After patching their offensive line and tackling arguably their biggest team need in the first round of the 2020 NFL Draft, Browns EVP of Football Operations and GM Andrew Berry and honed in on fixing some of the biggest holes the Browns had on defense Friday on Day 2.
Cleveland selected safety Grant Delpit, defensive tackle Jordan Elliott and linebacker Jacob Phillips with its three picks to finish the early rounds. All of them have an SEC-school background, and all will have a shot at making significant contributions to the Browns defense as rookies.
"We added three good players to the defense at all three levels," Stefanski said in his post-draft conference call with local reporters. "I think each one of them is a schematic fit for us in what we want to do. We wanted to add good players to our team, and it so happened that it was three players on the defense tonight."
Each of the draft picks addresses what were arguably the three biggest needs the Browns had on defense.
Even though Cleveland signed NFL veterans Karl Joseph and Andrew Sendejo at safety in the weeks before the draft, it needed to add more depth to a position group that struggled with injuries and consistency last season. Delpit, one of the most dynamic safeties in LSU's storied history at the position, should fix that problem.
The Browns have selected Grant Delpit in the 2020 NFL Draft.
Delpit, who won the 2019 Jim Thorpe Award -- given to the best defensive back in college footballmade plays from multiple pre-snap positions as a free safety for the Tigers. Berry and Stefanski listed his versatility as their favorite reason for his selection and have plans to use it from the start, which should help expand the amount of looks Joe Woods can have with his defense in his first year as Cleveland's defensive coordinator.
"You saw him play every job in the back end, except corner," Stefanski said. "He can be in the post. He can be down low. He can play nickel. He can play dime. A guy that can play across the defense was impressive. He is certainly a playmaker, and something we will stress is making plays on the ball."

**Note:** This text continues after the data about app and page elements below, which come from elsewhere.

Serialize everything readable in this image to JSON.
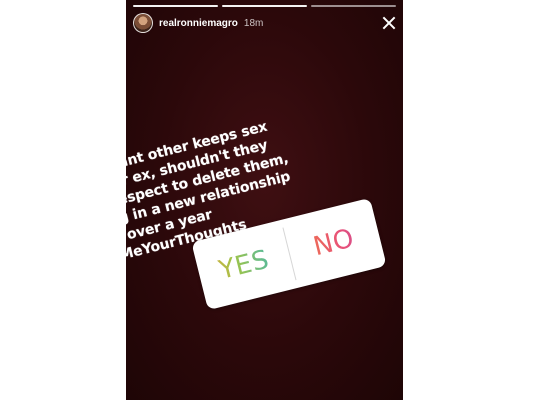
{
  "story": {
    "progress_segments": [
      {
        "state": "viewed"
      },
      {
        "state": "active"
      },
      {
        "state": "upcoming"
      }
    ],
    "header": {
      "username": "realronniemagro",
      "time": "18m",
      "close_icon": "close-icon"
    },
    "question_lines": [
      "If your significant other keeps sex",
      "videos of their ex, shouldn't they",
      "show enough respect to delete them,",
      "esp after being in a new relationship",
      "for over a year",
      "#GiveMeYourThoughts"
    ],
    "poll": {
      "yes_label": "YES",
      "no_label": "NO"
    },
    "colors": {
      "background": "#2b080a",
      "text": "#ffffff"
    }
  }
}
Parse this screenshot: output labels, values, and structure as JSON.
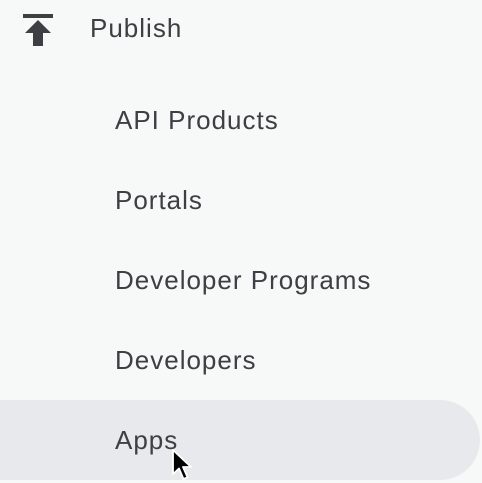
{
  "section": {
    "label": "Publish",
    "icon": "publish-upload-icon"
  },
  "items": [
    {
      "label": "API Products",
      "active": false
    },
    {
      "label": "Portals",
      "active": false
    },
    {
      "label": "Developer Programs",
      "active": false
    },
    {
      "label": "Developers",
      "active": false
    },
    {
      "label": "Apps",
      "active": true
    }
  ],
  "colors": {
    "background": "#f7f8f8",
    "active_background": "#e8e9ec",
    "text": "#3c4043"
  }
}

The Browns have selected Jordan Elliott in the 2020 NFL Draft.
The Browns plan to utilize Elliott's quickness, which received a boost after he lost 30 pounds between the 2018 and 2019 seasons, from the three-technique. He developed a knack for breaking through blocks last season with Missouri and led all Tigers defenders with 10 tackles for a loss.
"He's a guy with quickness, penetrating ability and who was very disruptive at Missouri," Berry said. "He's a really good fit in our scheme. We like the guy's talent and like the guy's upside for our defense."
Phillips gives the Browns a reliable tackler as an inside linebacker, a position that also needed depth from the draft after the Browns departed with veterans Joe Schobert and Christian Kirksey. He led the SEC in tackles last season and possesses an NFL-caliber level of speed, which is a necessity in the 4-3 defensive scheme Woods wants the Browns to keep from last season.
The Browns will give Phillips, who turned 21 at the beginning of April, ample time to develop, but he'll likely open the season in the mix for playing time alongside B.J. Goodson, Mack Wilson and Sione Takitaki.
"We really liked the length, the speed and the ability to play in the system," Stefanski said. "Those linebackers have to run. You see him running in that system they play down there at LSU. You see him running down the sideline going to make great tackles. Just a high-effort, high-motor guy."
The Browns have selected Jacob Phillips in the 2020 NFL Draft.
Phillips also rounded out an SEC-heavy first two draft days for Cleveland. All four of the Browns' 2020 draft selections have come from SEC schools, and Phillips marked the 10th LSU selection in the draft's two days, tying Ohio State in 2016 for the most draft selections in the first three rounds of a draft.
Berry and Stefanski didn't enter the draft with a plan to focus on SEC talent, but the conference certainly gave the Browns what they looked for defensively on Day 2.
"We didn't go into this saying, 'Let's draft SEC players,'" Stefanski said. "Now, if you were only going to draft from one league, it'd probably make sense to draft from that league. It's just how it shook out. We're just looking high and low. We'll find a good player wherever they may be."